START Provided records

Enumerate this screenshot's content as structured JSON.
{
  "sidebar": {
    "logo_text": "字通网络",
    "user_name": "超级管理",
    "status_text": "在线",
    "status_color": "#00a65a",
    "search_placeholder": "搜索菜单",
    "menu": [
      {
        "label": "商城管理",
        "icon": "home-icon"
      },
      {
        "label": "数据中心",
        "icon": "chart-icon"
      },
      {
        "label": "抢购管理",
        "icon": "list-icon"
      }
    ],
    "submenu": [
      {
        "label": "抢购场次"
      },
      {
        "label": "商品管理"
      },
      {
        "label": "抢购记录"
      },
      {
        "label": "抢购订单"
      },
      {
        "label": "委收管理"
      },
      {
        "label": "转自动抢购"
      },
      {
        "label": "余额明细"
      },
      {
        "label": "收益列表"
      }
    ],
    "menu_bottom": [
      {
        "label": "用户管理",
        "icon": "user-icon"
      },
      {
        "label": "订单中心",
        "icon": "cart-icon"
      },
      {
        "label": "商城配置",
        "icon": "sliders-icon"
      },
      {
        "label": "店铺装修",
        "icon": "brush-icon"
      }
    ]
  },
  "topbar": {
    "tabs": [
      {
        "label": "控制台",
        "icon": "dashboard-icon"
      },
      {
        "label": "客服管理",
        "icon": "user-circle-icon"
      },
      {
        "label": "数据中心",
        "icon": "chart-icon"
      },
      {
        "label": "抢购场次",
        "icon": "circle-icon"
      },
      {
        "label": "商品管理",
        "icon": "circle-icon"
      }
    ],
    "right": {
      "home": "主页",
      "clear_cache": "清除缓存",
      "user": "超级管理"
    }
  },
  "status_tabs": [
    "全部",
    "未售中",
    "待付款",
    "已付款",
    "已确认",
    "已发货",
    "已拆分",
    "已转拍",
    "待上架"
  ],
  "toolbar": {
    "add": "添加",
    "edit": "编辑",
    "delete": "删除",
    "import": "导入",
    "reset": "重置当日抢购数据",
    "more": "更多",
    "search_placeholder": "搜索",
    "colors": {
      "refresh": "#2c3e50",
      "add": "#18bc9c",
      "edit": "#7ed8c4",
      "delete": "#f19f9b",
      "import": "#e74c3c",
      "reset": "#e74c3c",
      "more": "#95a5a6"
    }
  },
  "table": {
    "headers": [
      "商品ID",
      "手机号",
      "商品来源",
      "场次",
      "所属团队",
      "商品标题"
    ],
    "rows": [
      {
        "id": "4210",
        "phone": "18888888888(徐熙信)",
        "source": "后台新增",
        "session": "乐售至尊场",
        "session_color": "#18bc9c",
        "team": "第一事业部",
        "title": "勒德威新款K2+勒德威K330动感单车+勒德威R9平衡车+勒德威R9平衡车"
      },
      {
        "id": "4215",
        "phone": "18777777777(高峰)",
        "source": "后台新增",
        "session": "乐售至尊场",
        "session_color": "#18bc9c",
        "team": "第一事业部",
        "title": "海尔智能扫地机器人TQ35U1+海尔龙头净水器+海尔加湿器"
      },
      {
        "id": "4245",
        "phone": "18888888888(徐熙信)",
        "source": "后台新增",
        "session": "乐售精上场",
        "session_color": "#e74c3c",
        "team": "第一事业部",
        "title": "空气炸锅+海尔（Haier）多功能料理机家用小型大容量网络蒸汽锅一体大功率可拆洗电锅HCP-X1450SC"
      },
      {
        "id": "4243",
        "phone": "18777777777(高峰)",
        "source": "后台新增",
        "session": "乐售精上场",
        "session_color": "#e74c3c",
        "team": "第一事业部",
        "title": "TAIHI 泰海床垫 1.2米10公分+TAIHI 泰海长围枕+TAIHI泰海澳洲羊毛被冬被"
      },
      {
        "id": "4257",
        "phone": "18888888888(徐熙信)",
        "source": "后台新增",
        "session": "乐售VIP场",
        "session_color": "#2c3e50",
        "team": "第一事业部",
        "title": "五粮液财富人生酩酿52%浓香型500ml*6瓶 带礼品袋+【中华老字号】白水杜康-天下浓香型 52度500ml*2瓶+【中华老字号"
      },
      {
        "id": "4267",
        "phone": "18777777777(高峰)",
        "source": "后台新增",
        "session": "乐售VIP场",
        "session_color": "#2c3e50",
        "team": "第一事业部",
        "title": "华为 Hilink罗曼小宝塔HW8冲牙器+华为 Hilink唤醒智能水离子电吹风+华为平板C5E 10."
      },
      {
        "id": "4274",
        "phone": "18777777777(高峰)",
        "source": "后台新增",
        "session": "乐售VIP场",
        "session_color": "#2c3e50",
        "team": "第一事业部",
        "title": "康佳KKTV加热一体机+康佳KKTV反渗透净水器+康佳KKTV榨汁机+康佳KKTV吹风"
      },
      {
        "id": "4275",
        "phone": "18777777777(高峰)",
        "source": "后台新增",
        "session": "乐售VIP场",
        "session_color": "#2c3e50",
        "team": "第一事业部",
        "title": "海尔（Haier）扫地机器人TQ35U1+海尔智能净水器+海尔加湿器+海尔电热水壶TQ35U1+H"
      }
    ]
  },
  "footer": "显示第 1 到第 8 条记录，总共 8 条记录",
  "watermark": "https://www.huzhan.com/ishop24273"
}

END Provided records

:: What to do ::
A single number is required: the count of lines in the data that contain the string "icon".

:: Result of the task ::
12